It’s been an emotional three-day baseball season so far. Spring always gets me–there is something about the newness of things that can catalyze morbid self-reflection if I let it. So I do my best to remember that things happen one day at a time and not in seasons. Every morning’s a new chance. But it’s tough sometimes.
The other day I drove by our old house. That’s actually where the original Woodshed was. It was a literal shed of sorts; this little blue loft with just enough space for a squat rack. I started training people there, one at a time. We’d do pullups off the loft, about nine million workouts based around a single 45-lb dumbbell, and eventually the CrossFit workout “Grace,” over and over again. I got to know people in that little shed, and I got to know myself better.
However, when we sold that house we sold it to a contractor. And in the course of updating and renovating, he took the shed down. I wasn’t prepared to see that, and I wasn’t prepared for how that would make me feel.
“Everything dies, baby, that’s a fact”–Springsteen
It’s a weird thing; the stuff we do now isn’t about the building, but the building was the stuff I did for a while.
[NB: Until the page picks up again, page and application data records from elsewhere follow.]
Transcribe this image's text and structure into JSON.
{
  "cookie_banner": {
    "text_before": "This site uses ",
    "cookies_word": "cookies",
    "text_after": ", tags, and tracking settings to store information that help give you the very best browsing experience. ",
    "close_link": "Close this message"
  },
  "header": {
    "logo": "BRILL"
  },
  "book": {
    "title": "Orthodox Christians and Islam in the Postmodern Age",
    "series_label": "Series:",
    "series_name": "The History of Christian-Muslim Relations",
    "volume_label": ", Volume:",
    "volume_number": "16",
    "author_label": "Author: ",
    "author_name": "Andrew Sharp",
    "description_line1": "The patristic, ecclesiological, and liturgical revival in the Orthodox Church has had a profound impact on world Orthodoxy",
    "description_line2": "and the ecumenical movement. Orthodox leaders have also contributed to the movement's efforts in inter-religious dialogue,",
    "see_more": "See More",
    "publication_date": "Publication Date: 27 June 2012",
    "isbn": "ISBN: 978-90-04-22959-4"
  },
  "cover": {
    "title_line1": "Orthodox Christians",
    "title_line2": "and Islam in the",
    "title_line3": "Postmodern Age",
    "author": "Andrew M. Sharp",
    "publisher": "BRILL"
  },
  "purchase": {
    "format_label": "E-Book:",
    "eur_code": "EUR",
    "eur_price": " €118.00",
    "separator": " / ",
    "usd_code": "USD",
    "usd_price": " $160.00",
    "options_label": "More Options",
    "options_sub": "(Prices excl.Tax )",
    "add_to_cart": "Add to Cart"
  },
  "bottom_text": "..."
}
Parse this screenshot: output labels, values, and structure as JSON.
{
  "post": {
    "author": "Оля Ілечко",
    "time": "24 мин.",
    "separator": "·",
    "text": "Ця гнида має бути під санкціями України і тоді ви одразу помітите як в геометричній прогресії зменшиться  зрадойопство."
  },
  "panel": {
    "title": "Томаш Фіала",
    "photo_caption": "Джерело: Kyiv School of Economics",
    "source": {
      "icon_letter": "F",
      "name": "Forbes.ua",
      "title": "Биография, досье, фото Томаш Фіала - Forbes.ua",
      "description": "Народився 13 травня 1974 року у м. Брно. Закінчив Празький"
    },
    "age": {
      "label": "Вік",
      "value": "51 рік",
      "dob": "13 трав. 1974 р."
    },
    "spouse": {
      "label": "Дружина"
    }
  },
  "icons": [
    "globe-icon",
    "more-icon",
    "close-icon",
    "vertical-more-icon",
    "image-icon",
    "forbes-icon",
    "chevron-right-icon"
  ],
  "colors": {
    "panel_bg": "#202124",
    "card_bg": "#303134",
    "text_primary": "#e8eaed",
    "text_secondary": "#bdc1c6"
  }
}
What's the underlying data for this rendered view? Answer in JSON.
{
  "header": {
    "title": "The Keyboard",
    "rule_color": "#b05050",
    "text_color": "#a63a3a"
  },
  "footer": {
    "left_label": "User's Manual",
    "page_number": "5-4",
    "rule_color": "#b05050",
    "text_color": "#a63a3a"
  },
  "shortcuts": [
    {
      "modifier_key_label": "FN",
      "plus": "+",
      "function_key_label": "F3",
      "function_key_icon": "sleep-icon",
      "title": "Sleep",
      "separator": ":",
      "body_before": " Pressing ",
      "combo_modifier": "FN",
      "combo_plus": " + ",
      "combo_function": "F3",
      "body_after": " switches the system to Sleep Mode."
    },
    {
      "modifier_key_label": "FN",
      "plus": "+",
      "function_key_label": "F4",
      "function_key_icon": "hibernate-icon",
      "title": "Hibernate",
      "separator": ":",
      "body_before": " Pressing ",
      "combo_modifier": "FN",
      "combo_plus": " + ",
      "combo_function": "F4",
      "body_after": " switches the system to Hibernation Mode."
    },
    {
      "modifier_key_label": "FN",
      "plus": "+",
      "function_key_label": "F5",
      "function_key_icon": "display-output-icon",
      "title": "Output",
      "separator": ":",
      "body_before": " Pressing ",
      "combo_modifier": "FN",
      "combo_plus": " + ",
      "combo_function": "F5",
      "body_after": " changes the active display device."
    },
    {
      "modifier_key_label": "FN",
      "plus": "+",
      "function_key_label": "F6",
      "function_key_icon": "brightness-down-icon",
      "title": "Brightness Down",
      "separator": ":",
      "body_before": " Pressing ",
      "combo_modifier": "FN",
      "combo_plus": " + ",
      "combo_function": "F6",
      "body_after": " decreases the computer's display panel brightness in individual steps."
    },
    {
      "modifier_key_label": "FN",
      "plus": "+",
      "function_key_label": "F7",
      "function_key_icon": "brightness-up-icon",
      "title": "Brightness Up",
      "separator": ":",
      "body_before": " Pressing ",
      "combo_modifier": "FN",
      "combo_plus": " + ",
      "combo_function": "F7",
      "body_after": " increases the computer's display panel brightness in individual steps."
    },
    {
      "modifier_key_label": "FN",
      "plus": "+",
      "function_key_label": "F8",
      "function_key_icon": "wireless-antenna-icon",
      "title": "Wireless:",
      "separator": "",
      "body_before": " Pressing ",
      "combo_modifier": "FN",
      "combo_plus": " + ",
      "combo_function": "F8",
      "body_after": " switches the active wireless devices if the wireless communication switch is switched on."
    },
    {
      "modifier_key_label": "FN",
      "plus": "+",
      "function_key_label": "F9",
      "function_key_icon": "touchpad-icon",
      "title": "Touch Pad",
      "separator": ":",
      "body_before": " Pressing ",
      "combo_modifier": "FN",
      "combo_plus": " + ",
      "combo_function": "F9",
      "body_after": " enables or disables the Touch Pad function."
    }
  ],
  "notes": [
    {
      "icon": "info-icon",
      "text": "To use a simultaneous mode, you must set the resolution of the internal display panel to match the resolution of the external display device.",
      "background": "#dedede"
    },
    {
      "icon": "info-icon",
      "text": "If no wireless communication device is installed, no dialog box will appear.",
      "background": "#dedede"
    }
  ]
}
I had to work around it, in it, through it. It was the building block, and now it’s gone.
Then again, yesterday my son came home and told me he wanted to run laps around our yard. This level of industry is somewhat anomalous, so I asked him why. “I want to be like you and mommy,” he said. I wasn’t prepared for how that would make me feel. I watched him run around our yard, next to our new shed.
This afternoon I sat in my garage training one of my clients. He’s an awesome kid, and he looked at me while I was sitting on the bench in front of our banner and next to the punching bag and said “that’s such a great picture!” Then he asked me if he could take a picture like that with my phone. He gave me a new catchphrase too–“always the hammer, never the nail.” After he and his mom left I sat and thought for a while, and I thought I ought to write something like this, in the cool of an April afternoon.
“Maybe everything that dies someday comes back”–Springsteen